• What to work on:
The output should be all lines of the entries below in which the word "this" occurs.

Element data from apps and pages:
######
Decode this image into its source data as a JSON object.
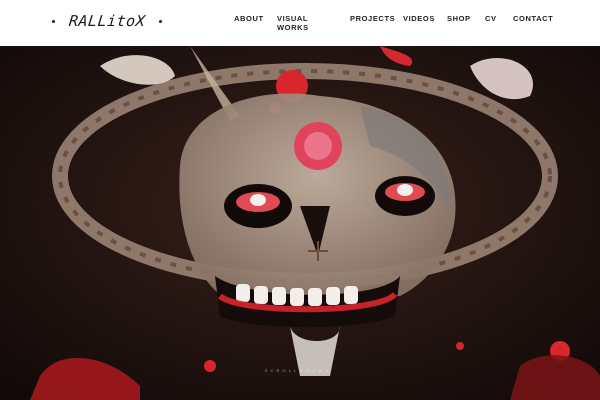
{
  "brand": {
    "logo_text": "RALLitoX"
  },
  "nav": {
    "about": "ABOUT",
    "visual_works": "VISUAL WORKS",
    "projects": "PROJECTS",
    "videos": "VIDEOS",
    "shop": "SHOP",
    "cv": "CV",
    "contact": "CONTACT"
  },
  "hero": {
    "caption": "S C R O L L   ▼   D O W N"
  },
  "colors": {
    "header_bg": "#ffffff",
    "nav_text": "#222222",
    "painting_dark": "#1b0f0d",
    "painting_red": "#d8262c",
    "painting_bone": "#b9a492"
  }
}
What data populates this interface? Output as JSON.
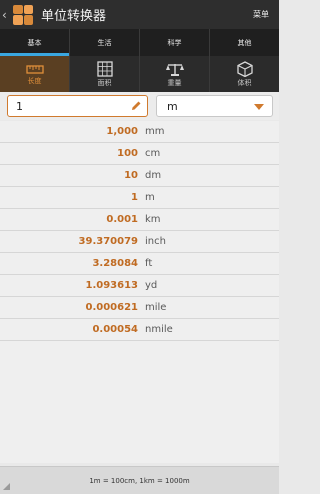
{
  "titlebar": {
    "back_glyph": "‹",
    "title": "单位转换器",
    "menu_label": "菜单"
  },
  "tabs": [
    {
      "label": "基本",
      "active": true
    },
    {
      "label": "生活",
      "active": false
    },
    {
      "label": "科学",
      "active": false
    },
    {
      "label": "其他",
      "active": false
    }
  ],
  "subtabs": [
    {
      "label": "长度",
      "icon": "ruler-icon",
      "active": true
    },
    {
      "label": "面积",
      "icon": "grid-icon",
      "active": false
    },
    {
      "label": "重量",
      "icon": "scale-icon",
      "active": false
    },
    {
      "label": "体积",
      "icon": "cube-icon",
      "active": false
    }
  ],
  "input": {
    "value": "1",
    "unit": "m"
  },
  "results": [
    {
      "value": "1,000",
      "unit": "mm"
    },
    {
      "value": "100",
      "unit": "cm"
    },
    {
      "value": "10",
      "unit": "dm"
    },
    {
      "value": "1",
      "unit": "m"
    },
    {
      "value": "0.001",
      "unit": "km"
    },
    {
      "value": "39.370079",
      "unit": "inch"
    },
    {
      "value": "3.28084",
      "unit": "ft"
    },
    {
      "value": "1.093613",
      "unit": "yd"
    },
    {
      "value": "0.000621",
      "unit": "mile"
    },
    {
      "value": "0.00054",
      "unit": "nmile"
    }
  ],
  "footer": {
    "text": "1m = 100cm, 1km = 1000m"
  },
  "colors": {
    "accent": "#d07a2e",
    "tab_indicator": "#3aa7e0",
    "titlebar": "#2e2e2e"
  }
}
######
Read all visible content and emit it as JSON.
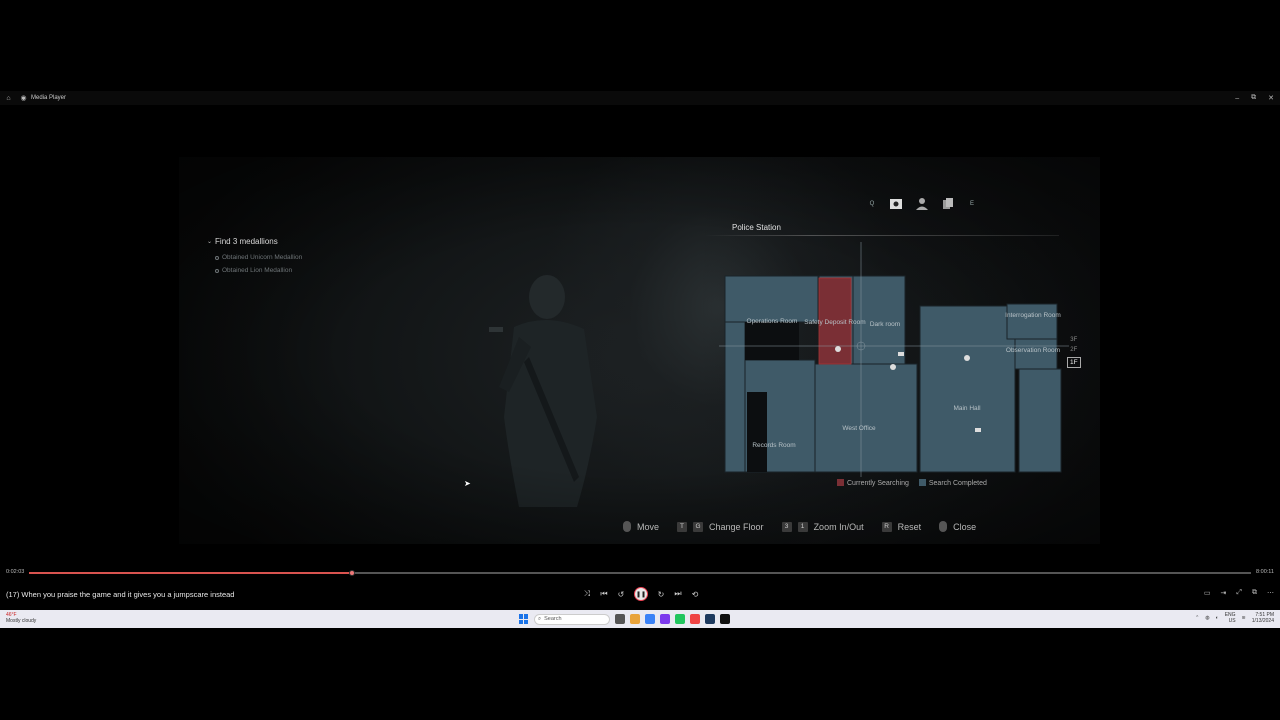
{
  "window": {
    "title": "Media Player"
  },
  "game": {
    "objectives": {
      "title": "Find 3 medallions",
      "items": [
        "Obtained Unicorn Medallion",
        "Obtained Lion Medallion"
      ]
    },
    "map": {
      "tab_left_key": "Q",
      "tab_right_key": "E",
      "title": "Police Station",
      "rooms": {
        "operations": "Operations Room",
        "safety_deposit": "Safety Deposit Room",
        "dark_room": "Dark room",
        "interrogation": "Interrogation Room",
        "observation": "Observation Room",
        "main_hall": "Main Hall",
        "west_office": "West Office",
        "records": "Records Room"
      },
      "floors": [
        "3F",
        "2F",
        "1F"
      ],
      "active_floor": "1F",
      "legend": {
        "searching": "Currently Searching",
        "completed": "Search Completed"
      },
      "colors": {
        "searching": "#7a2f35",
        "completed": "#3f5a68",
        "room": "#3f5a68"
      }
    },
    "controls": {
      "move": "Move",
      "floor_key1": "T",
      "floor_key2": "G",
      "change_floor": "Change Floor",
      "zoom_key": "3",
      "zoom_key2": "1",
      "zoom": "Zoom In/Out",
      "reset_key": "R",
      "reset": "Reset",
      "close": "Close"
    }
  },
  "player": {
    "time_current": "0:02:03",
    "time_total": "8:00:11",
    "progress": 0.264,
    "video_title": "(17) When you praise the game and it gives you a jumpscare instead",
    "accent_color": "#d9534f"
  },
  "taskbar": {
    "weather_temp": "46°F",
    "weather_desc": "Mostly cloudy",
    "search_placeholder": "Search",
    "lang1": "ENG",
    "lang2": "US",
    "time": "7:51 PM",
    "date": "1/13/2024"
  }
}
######
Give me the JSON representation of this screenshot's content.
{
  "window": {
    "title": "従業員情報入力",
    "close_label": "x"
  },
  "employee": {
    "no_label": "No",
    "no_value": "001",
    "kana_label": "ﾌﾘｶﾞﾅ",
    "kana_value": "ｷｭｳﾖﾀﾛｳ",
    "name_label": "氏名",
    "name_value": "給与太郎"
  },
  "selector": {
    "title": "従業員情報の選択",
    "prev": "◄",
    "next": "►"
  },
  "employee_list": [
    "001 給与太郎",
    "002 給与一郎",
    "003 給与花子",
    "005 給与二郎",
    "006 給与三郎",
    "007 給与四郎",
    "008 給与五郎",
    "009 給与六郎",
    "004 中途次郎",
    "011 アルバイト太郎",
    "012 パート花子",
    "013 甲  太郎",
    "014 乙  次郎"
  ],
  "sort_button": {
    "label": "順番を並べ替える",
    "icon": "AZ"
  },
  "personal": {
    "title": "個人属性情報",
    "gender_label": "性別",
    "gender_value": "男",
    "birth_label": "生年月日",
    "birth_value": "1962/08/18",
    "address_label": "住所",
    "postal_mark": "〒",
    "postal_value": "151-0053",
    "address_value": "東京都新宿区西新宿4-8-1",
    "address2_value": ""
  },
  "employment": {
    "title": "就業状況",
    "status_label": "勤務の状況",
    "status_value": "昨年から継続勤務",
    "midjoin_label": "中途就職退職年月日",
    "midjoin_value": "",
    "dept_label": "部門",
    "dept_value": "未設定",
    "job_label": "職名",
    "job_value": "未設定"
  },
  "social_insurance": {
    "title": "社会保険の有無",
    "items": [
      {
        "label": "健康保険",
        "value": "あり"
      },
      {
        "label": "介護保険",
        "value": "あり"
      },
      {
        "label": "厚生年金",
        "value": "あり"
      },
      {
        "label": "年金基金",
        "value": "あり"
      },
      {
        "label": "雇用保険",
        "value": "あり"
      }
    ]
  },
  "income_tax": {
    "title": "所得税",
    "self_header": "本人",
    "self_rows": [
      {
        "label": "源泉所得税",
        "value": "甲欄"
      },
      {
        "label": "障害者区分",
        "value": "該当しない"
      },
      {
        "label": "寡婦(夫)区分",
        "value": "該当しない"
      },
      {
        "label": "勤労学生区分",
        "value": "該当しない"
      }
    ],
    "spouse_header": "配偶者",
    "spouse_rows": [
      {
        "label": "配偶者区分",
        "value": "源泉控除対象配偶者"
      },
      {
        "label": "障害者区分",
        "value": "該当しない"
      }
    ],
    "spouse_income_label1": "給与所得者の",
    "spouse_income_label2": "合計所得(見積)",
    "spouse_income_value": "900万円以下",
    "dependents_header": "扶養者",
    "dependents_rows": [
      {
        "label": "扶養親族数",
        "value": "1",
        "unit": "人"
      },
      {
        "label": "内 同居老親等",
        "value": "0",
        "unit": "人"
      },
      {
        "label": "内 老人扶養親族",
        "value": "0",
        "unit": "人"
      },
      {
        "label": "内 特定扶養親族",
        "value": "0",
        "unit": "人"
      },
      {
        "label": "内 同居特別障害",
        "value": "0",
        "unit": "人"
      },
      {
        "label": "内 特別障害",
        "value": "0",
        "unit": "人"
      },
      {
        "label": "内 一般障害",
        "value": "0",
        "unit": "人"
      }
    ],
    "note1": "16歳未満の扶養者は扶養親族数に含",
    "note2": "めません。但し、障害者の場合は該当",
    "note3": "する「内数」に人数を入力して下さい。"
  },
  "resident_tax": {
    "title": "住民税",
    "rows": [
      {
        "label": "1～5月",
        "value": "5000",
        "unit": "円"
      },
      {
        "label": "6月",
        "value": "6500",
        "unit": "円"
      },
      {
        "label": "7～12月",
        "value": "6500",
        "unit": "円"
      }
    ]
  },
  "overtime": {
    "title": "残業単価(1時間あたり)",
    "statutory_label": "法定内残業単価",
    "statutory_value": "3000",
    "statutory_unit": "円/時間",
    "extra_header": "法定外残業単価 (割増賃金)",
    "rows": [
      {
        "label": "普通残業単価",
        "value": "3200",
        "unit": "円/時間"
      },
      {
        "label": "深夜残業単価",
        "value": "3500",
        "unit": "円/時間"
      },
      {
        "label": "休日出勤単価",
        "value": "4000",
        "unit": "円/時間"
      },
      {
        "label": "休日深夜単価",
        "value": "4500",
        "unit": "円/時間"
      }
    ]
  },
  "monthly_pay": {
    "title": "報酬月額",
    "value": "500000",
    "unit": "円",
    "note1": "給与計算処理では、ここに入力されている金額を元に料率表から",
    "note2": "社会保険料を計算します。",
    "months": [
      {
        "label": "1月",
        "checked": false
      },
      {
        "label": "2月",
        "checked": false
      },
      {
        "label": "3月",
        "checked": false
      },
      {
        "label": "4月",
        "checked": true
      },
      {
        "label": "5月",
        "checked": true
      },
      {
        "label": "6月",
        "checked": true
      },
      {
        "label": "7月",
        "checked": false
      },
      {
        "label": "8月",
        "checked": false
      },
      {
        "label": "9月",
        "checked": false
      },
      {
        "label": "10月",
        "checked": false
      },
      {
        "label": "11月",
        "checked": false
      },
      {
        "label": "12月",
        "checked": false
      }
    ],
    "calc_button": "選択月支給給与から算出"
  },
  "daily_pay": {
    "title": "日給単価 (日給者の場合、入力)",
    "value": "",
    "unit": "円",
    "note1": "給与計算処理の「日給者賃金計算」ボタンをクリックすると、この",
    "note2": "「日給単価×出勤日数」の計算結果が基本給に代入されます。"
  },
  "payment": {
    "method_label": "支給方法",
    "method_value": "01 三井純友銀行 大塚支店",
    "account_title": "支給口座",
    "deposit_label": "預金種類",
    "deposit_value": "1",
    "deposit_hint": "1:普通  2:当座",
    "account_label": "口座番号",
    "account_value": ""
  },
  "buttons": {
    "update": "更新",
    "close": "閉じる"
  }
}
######
• Output of the task:
Decode this image into its source data as a JSON object.
What data populates this interface? Output as JSON.
Give me the JSON representation of this screenshot's content.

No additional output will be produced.